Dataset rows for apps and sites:
====================

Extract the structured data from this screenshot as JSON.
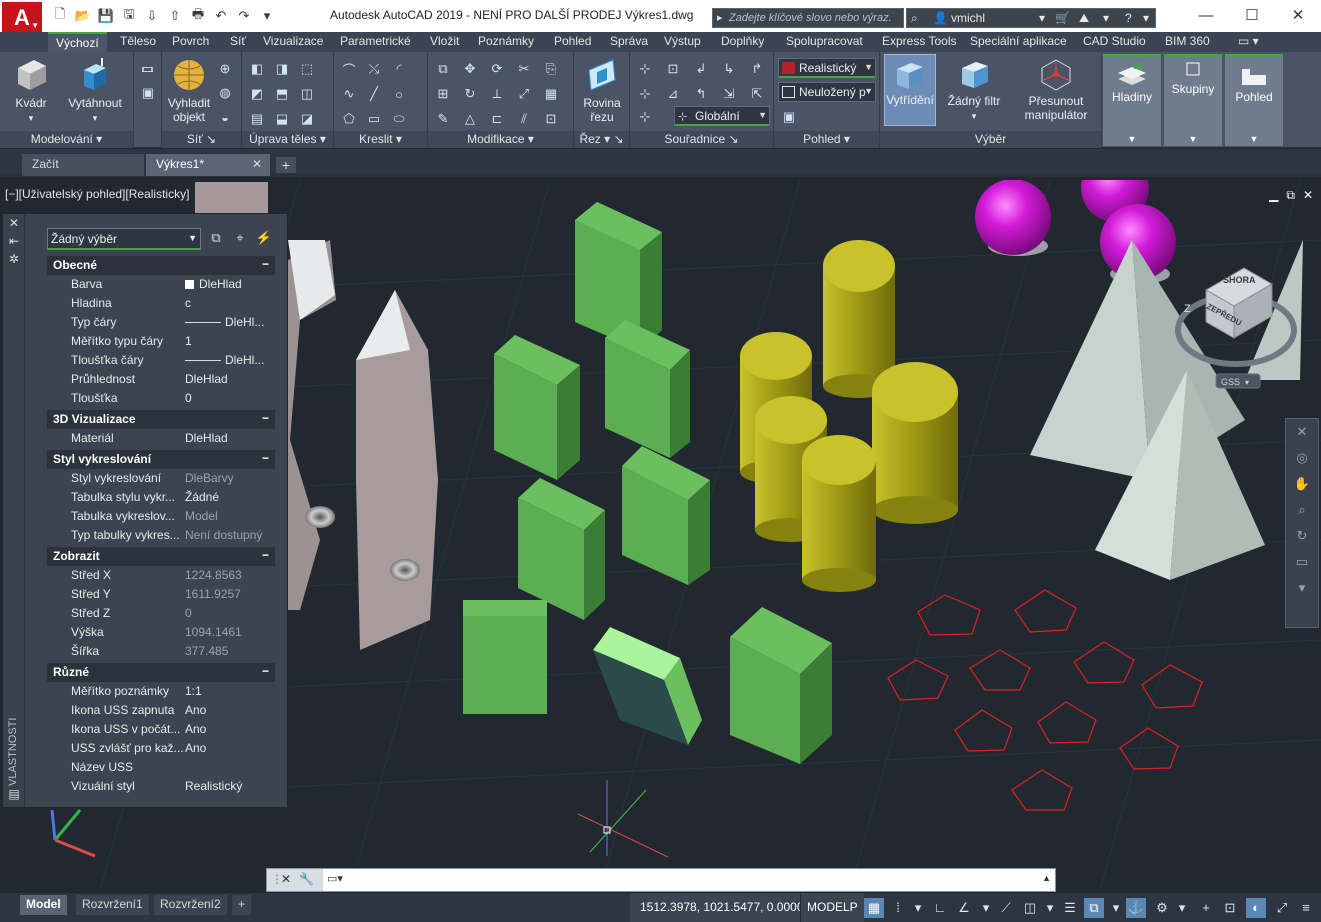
{
  "app": {
    "logo_letter": "A",
    "title": "Autodesk AutoCAD 2019 - NENÍ PRO DALŠÍ PRODEJ   Výkres1.dwg",
    "search_placeholder": "Zadejte klíčové slovo nebo výraz.",
    "user": "vmichl"
  },
  "ribbon_tabs": [
    "Výchozí",
    "Těleso",
    "Povrch",
    "Síť",
    "Vizualizace",
    "Parametrické",
    "Vložit",
    "Poznámky",
    "Pohled",
    "Správa",
    "Výstup",
    "Doplňky",
    "Spolupracovat",
    "Express Tools",
    "Speciální aplikace",
    "CAD Studio",
    "BIM 360"
  ],
  "ribbon": {
    "modelovani": {
      "title": "Modelování",
      "kvadr": "Kvádr",
      "vytahnout": "Vytáhnout"
    },
    "sit": {
      "title": "Síť",
      "vyhladit": "Vyhladit objekt"
    },
    "uprava_teles": {
      "title": "Úprava těles"
    },
    "kreslit": {
      "title": "Kreslit"
    },
    "modifikace": {
      "title": "Modifikace"
    },
    "rez": {
      "title": "Řez",
      "rovina": "Rovina řezu"
    },
    "souradnice": {
      "title": "Souřadnice",
      "combo": "Globální"
    },
    "pohled": {
      "title": "Pohled",
      "style_combo": "Realistický",
      "view_combo": "Neuložený p"
    },
    "vyber": {
      "title": "Výběr",
      "vytrideni": "Vytřídění",
      "filtr": "Žádný filtr",
      "manipulator": "Přesunout manipulátor"
    },
    "hladiny": "Hladiny",
    "skupiny": "Skupiny",
    "pohled_btn": "Pohled"
  },
  "file_tabs": [
    {
      "label": "Začít"
    },
    {
      "label": "Výkres1*"
    }
  ],
  "viewport": {
    "label": "[−][Uživatelský pohled][Realisticky]",
    "cube_top": "SHORA",
    "cube_front": "ZEPŘEDU",
    "compass_z": "Z",
    "wcs": "GSS"
  },
  "properties": {
    "palette_title": "VLASTNOSTI",
    "selection": "Žádný výběr",
    "sections": [
      {
        "title": "Obecné",
        "rows": [
          {
            "label": "Barva",
            "value": "DleHlad",
            "type": "color"
          },
          {
            "label": "Hladina",
            "value": "c"
          },
          {
            "label": "Typ čáry",
            "value": "DleHl...",
            "type": "line"
          },
          {
            "label": "Měřítko typu čáry",
            "value": "1"
          },
          {
            "label": "Tloušťka čáry",
            "value": "DleHl...",
            "type": "line"
          },
          {
            "label": "Průhlednost",
            "value": "DleHlad"
          },
          {
            "label": "Tloušťka",
            "value": "0"
          }
        ]
      },
      {
        "title": "3D Vizualizace",
        "rows": [
          {
            "label": "Materiál",
            "value": "DleHlad"
          }
        ]
      },
      {
        "title": "Styl vykreslování",
        "rows": [
          {
            "label": "Styl vykreslování",
            "value": "DleBarvy",
            "dim": true
          },
          {
            "label": "Tabulka stylu vykr...",
            "value": "Žádné"
          },
          {
            "label": "Tabulka vykreslov...",
            "value": "Model",
            "dim": true
          },
          {
            "label": "Typ tabulky vykres...",
            "value": "Není dostupný",
            "dim": true
          }
        ]
      },
      {
        "title": "Zobrazit",
        "rows": [
          {
            "label": "Střed X",
            "value": "1224.8563",
            "dim": true
          },
          {
            "label": "Střed Y",
            "value": "1611.9257",
            "dim": true
          },
          {
            "label": "Střed Z",
            "value": "0",
            "dim": true
          },
          {
            "label": "Výška",
            "value": "1094.1461",
            "dim": true
          },
          {
            "label": "Šířka",
            "value": "377.485",
            "dim": true
          }
        ]
      },
      {
        "title": "Různé",
        "rows": [
          {
            "label": "Měřítko poznámky",
            "value": "1:1"
          },
          {
            "label": "Ikona USS zapnuta",
            "value": "Ano"
          },
          {
            "label": "Ikona USS v počát...",
            "value": "Ano"
          },
          {
            "label": "USS zvlášť pro kaž...",
            "value": "Ano"
          },
          {
            "label": "Název USS",
            "value": ""
          },
          {
            "label": "Vizuální styl",
            "value": "Realistický"
          }
        ]
      }
    ]
  },
  "command_line": {
    "value": ""
  },
  "status": {
    "layout_tabs": [
      "Model",
      "Rozvržení1",
      "Rozvržení2"
    ],
    "coords": "1512.3978, 1021.5477, 0.0000",
    "modelp": "MODELP"
  },
  "colors": {
    "viewport_bg": "#212830",
    "ribbon_bg": "#4a5465",
    "green_box": "#5fae55",
    "yellow_cyl": "#a9a417",
    "magenta_sphere": "#c419c9",
    "pyramid": "#c5d1cc",
    "pentagon": "#e02020",
    "wall": "#a59a99",
    "accent": "#46a24b"
  }
}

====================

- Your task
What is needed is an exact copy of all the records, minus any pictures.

- Response to this task
Extract the structured data from this screenshot as JSON.
{
  "app": {
    "logo_letter": "A",
    "title": "Autodesk AutoCAD 2019 - NENÍ PRO DALŠÍ PRODEJ   Výkres1.dwg",
    "search_placeholder": "Zadejte klíčové slovo nebo výraz.",
    "user": "vmichl"
  },
  "ribbon_tabs": [
    "Výchozí",
    "Těleso",
    "Povrch",
    "Síť",
    "Vizualizace",
    "Parametrické",
    "Vložit",
    "Poznámky",
    "Pohled",
    "Správa",
    "Výstup",
    "Doplňky",
    "Spolupracovat",
    "Express Tools",
    "Speciální aplikace",
    "CAD Studio",
    "BIM 360"
  ],
  "ribbon": {
    "modelovani": {
      "title": "Modelování",
      "kvadr": "Kvádr",
      "vytahnout": "Vytáhnout"
    },
    "sit": {
      "title": "Síť",
      "vyhladit": "Vyhladit objekt"
    },
    "uprava_teles": {
      "title": "Úprava těles"
    },
    "kreslit": {
      "title": "Kreslit"
    },
    "modifikace": {
      "title": "Modifikace"
    },
    "rez": {
      "title": "Řez",
      "rovina": "Rovina řezu"
    },
    "souradnice": {
      "title": "Souřadnice",
      "combo": "Globální"
    },
    "pohled": {
      "title": "Pohled",
      "style_combo": "Realistický",
      "view_combo": "Neuložený p"
    },
    "vyber": {
      "title": "Výběr",
      "vytrideni": "Vytřídění",
      "filtr": "Žádný filtr",
      "manipulator": "Přesunout manipulátor"
    },
    "hladiny": "Hladiny",
    "skupiny": "Skupiny",
    "pohled_btn": "Pohled"
  },
  "file_tabs": [
    {
      "label": "Začít"
    },
    {
      "label": "Výkres1*"
    }
  ],
  "viewport": {
    "label": "[−][Uživatelský pohled][Realisticky]",
    "cube_top": "SHORA",
    "cube_front": "ZEPŘEDU",
    "compass_z": "Z",
    "wcs": "GSS"
  },
  "properties": {
    "palette_title": "VLASTNOSTI",
    "selection": "Žádný výběr",
    "sections": [
      {
        "title": "Obecné",
        "rows": [
          {
            "label": "Barva",
            "value": "DleHlad",
            "type": "color"
          },
          {
            "label": "Hladina",
            "value": "c"
          },
          {
            "label": "Typ čáry",
            "value": "DleHl...",
            "type": "line"
          },
          {
            "label": "Měřítko typu čáry",
            "value": "1"
          },
          {
            "label": "Tloušťka čáry",
            "value": "DleHl...",
            "type": "line"
          },
          {
            "label": "Průhlednost",
            "value": "DleHlad"
          },
          {
            "label": "Tloušťka",
            "value": "0"
          }
        ]
      },
      {
        "title": "3D Vizualizace",
        "rows": [
          {
            "label": "Materiál",
            "value": "DleHlad"
          }
        ]
      },
      {
        "title": "Styl vykreslování",
        "rows": [
          {
            "label": "Styl vykreslování",
            "value": "DleBarvy",
            "dim": true
          },
          {
            "label": "Tabulka stylu vykr...",
            "value": "Žádné"
          },
          {
            "label": "Tabulka vykreslov...",
            "value": "Model",
            "dim": true
          },
          {
            "label": "Typ tabulky vykres...",
            "value": "Není dostupný",
            "dim": true
          }
        ]
      },
      {
        "title": "Zobrazit",
        "rows": [
          {
            "label": "Střed X",
            "value": "1224.8563",
            "dim": true
          },
          {
            "label": "Střed Y",
            "value": "1611.9257",
            "dim": true
          },
          {
            "label": "Střed Z",
            "value": "0",
            "dim": true
          },
          {
            "label": "Výška",
            "value": "1094.1461",
            "dim": true
          },
          {
            "label": "Šířka",
            "value": "377.485",
            "dim": true
          }
        ]
      },
      {
        "title": "Různé",
        "rows": [
          {
            "label": "Měřítko poznámky",
            "value": "1:1"
          },
          {
            "label": "Ikona USS zapnuta",
            "value": "Ano"
          },
          {
            "label": "Ikona USS v počát...",
            "value": "Ano"
          },
          {
            "label": "USS zvlášť pro kaž...",
            "value": "Ano"
          },
          {
            "label": "Název USS",
            "value": ""
          },
          {
            "label": "Vizuální styl",
            "value": "Realistický"
          }
        ]
      }
    ]
  },
  "command_line": {
    "value": ""
  },
  "status": {
    "layout_tabs": [
      "Model",
      "Rozvržení1",
      "Rozvržení2"
    ],
    "coords": "1512.3978, 1021.5477, 0.0000",
    "modelp": "MODELP"
  },
  "colors": {
    "viewport_bg": "#212830",
    "ribbon_bg": "#4a5465",
    "green_box": "#5fae55",
    "yellow_cyl": "#a9a417",
    "magenta_sphere": "#c419c9",
    "pyramid": "#c5d1cc",
    "pentagon": "#e02020",
    "wall": "#a59a99",
    "accent": "#46a24b"
  }
}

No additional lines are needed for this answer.